It turns out some of South Florida's largest hospital systems are taking a page out of the urgent-care playbook.
Questions about the safety and efficiency of urgent-care and retail clinics were raised during Thursday's panel discussion at the Tower Forum, a monthly gathering of Broward County business professionals.
Broward-based Memorial Healthcare System opened its first urgent-care center in 1976, according to President and CEO Frank Sacco.
"We currently are tracking almost 60,000 visits at that urgent care center," says Sacco.
Holy Cross Hospital now has two urgent-care centers – in Fort Lauderdale and Boca Raton. Holy Cross President and CEO Dr. Patrick Taylor says walk-in centers are cheaper and more convenient than emergency rooms for what’s known as “episodic care.”
“When you have that sore throat that’s intolerable at 3 o’clock in the afternoon. When you cut yourself making dinner and you just need to go get a few stitches," says Taylor. "The one-time event that can be handled promptly and efficiently.”
But both Sacco and Taylor agree with other healthcare professionals who say that urgent-care or walk-in clinics should never replace the primary care physician – a reliable family doctor who knows your medical history.
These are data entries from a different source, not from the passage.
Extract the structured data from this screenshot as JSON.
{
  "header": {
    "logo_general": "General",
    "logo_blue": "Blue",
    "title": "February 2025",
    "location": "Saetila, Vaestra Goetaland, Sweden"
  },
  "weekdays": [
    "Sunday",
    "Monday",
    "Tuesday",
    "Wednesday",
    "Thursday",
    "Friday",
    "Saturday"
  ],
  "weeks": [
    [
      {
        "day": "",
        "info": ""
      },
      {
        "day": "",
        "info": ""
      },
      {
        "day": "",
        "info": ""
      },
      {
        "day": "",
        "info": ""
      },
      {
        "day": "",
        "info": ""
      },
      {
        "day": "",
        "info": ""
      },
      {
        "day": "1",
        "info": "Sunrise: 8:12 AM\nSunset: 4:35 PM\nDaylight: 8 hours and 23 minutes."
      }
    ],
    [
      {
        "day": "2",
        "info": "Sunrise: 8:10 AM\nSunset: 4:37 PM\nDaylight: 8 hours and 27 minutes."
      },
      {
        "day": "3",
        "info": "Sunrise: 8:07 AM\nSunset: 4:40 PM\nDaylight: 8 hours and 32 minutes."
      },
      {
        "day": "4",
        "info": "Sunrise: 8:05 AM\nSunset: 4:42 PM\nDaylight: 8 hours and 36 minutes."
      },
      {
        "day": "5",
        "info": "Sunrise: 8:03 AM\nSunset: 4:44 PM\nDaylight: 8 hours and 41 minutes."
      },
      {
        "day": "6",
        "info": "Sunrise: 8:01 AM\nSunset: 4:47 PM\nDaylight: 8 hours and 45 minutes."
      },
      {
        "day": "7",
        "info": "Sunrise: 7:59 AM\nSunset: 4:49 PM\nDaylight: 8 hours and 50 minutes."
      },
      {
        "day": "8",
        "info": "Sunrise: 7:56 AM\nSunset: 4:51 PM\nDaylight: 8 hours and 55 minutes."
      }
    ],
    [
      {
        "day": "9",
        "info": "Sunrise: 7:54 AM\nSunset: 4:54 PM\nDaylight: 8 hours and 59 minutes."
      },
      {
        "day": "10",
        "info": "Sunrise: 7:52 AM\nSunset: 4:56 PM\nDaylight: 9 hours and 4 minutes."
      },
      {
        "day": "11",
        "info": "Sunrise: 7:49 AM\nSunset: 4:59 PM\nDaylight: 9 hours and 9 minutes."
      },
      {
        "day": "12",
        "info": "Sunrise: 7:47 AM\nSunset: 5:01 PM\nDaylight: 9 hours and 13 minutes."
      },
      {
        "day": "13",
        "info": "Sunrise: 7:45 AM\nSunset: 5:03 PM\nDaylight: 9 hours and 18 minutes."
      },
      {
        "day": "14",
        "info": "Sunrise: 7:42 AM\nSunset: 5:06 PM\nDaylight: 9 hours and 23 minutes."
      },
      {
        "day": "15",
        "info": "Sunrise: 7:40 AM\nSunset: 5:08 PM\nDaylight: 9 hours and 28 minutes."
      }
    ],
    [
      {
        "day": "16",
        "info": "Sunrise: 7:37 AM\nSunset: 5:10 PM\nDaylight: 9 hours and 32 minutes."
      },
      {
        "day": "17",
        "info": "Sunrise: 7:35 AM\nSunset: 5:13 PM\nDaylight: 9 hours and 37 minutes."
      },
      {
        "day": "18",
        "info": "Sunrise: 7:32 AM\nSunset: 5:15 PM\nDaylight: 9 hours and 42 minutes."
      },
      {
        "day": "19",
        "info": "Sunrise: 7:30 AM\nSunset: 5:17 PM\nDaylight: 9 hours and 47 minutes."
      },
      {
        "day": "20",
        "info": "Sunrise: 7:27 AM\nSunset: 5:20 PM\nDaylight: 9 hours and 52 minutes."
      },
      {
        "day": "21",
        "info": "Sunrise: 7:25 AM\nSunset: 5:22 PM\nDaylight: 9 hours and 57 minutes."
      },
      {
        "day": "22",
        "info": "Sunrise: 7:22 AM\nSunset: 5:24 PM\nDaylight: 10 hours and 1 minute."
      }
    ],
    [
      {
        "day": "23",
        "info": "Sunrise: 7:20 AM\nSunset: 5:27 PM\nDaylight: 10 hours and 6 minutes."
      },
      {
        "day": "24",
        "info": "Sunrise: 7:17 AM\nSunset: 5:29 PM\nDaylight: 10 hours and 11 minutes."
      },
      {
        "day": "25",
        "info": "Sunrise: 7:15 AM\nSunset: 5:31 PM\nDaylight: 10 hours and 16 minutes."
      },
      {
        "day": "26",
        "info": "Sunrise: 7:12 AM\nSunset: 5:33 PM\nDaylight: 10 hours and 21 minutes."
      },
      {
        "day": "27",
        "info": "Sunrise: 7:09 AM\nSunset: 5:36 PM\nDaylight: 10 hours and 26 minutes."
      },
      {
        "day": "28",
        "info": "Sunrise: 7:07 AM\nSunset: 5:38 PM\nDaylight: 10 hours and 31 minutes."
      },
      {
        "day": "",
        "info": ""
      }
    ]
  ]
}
According to Merchant Medicine, a research firm that tracks walk-in medicine trends, there are at least 7,000 urgent-care clinics nationwide that offer a full complement of healthcare services --including blood tests and diagnostic imaging.